Nokia has cut the prices of its smartphones in Europe, two industry sources told Reuters on Tuesday, raising the possibility of a more intensive price war in the mobile phone market.
Nokia's smartphones are rapidly losing market share to phones running on Google's Android operating platform, and the Finnish company is expected to report losses for the second and third quarters this year.
One of the sources with direct knowledge of Nokia's pricing said the steepest cuts of around 15 percent were on the flagship N8, the multimedia C7 and the business user-targeted E6.
Other price cuts were smaller, both sources said.
"There are no very big cuts per model, but the scale -- across the portfolio -- has not been seen for a very, very long time," said one of the sources, who works at a European telecoms operator.
Shares in Nokia dropped 1.5 percent to 4.37 euros by late trade. They have fallen more than 40 percent this year on fears a shift to Microsoft Windows software may not help it better compete with rivals such as Apple Inc's iPhone.
A Nokia spokesman declined to comment on specific prices but said the changes were part of its normal business.
In the past, Nokia has cut prices globally across its portfolio once a quarter. But it has not used that tactic for many quarters, instead marking down prices model by model.
Nokia's latest move could spark a price war, hitting vendors such as Motorola, Sony Ericsson and LG Electronics, warned analyst Neil Mawston of Strategy Analytics.
"Consumers and operators would benefit from cheaper smartphones in a price war, but vendors with weak profit margins could get squeezed," Mawston said.
Samsung Electronics Co Ltd will become the world's largest smartphone maker this quarter, Nomura said last month, overtaking Nokia which was a pioneer with its 1996 launch of the Communicator model.
"Nokia is coming under a lot of pressure from competitors, most notably Samsung who are also moving aggressively on pricing to steal market share," said Canalys analyst Pete Cunningham.
Nokia's share of the global smartphone market fell to 25.5 percent in the first quarter from 39 percent a year earlier, according to research firm Gartner, and many analysts expect it to fall further during 2011.
Nokia's share of the British smartphone market, seen as a key indicator for trends in Europe, dropped to 10.6 percent in the 12 weeks to mid-May, from 31 percent in the same period a year earlier, according to Kantar Worldpanel ComTech's survey.
At the end of May, it warned second-quarter results would be well below a previous outlook and ditched its full-year targets.

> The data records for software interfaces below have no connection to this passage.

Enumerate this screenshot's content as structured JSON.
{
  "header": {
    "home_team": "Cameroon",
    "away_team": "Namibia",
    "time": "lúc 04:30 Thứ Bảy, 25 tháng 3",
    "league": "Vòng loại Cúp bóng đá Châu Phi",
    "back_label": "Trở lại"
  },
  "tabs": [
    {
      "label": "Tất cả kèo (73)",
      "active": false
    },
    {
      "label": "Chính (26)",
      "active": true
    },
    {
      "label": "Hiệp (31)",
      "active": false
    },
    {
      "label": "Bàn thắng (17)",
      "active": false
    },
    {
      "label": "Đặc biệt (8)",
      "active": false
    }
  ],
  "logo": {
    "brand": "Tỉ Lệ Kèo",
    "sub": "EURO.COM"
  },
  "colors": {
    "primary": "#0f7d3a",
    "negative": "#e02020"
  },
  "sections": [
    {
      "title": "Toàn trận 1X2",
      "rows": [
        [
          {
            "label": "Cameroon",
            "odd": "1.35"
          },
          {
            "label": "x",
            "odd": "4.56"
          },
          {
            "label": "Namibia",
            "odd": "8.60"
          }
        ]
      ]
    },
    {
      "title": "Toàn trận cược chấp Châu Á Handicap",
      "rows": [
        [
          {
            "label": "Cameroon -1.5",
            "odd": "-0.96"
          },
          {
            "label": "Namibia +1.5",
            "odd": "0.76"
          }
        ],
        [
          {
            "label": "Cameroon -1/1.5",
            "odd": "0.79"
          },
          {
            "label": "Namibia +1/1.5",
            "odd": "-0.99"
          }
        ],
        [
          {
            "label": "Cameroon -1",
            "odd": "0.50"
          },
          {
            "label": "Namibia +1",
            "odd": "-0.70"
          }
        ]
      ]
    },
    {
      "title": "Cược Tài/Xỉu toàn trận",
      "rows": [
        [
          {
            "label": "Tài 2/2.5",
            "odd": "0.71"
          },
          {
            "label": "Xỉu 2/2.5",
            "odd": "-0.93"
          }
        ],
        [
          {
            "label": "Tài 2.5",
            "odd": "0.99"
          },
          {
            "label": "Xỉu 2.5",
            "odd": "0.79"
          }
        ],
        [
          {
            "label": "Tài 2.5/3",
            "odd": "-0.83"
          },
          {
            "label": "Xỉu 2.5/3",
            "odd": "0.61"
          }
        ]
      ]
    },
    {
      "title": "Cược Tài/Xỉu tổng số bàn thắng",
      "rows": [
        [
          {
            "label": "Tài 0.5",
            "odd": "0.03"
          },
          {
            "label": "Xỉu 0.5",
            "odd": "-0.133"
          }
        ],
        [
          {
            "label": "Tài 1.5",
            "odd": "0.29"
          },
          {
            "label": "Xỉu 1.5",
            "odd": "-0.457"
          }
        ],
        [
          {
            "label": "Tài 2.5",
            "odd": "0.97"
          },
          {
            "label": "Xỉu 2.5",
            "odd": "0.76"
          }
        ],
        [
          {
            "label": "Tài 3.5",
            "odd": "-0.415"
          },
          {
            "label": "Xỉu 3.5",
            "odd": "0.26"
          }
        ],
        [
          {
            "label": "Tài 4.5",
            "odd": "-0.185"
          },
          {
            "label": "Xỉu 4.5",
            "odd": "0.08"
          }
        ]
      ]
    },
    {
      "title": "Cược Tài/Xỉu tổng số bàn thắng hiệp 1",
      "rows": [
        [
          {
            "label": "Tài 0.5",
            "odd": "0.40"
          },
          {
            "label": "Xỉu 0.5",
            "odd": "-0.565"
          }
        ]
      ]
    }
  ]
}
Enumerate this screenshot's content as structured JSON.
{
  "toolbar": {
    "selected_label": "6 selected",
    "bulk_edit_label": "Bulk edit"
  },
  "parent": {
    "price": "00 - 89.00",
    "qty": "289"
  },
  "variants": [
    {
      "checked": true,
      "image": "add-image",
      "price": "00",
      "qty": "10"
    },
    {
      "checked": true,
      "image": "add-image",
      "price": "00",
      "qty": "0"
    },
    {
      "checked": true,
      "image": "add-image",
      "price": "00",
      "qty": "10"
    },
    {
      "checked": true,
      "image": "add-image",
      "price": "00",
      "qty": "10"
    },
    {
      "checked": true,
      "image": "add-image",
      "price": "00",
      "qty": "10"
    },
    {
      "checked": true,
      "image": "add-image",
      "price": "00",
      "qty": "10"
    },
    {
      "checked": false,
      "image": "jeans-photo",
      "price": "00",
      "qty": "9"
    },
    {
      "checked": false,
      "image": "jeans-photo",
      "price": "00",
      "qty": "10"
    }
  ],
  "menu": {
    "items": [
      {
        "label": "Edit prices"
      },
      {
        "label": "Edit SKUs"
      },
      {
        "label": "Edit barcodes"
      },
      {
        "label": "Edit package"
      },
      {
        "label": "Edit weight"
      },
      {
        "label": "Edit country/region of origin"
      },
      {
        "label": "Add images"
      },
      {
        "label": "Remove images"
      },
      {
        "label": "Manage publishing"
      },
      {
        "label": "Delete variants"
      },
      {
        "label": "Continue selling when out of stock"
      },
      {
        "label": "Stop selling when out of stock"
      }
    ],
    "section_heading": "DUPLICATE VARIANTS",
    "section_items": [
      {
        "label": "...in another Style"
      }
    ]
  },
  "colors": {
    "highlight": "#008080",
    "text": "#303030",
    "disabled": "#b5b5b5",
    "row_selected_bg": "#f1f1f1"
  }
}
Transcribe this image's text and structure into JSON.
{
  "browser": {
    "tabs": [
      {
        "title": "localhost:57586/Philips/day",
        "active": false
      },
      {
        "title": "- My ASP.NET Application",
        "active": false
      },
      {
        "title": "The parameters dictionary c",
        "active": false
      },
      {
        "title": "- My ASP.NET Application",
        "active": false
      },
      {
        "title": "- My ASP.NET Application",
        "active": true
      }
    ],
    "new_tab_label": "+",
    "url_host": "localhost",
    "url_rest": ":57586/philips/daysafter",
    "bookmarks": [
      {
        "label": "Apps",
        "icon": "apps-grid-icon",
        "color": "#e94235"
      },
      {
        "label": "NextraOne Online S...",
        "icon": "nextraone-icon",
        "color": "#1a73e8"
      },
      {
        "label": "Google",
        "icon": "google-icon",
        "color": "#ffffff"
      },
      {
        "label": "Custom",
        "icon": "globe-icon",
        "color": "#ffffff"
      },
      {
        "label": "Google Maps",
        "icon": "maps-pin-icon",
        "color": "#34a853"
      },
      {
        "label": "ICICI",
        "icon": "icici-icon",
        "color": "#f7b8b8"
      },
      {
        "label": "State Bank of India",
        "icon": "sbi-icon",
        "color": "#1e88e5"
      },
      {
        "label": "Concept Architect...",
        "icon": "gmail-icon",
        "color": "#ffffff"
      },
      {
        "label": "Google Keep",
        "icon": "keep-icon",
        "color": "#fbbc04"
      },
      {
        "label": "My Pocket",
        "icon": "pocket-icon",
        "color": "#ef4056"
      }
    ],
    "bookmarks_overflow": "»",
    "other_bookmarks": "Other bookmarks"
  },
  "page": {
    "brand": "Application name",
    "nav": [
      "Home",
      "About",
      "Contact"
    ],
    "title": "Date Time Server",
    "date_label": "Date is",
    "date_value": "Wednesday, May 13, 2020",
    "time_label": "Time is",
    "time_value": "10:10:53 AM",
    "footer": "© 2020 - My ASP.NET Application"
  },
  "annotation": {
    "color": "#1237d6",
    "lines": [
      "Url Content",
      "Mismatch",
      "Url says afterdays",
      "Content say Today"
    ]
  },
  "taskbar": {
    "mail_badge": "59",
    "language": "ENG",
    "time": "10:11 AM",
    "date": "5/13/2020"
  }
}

Chief Executive Stephen Elop is pinning turnaround hopes on the Windows phone due this year, but some analysts said Nokia is losing so much market share it may never regain its footing.
"In May, European operators largely rejected the new Nokia models, particularly the E6 and C7," said Tero Kuittinen, analyst with MKM Partners.
"This is now driving panic price cuts for those models but, without operator support, price cuts rarely work."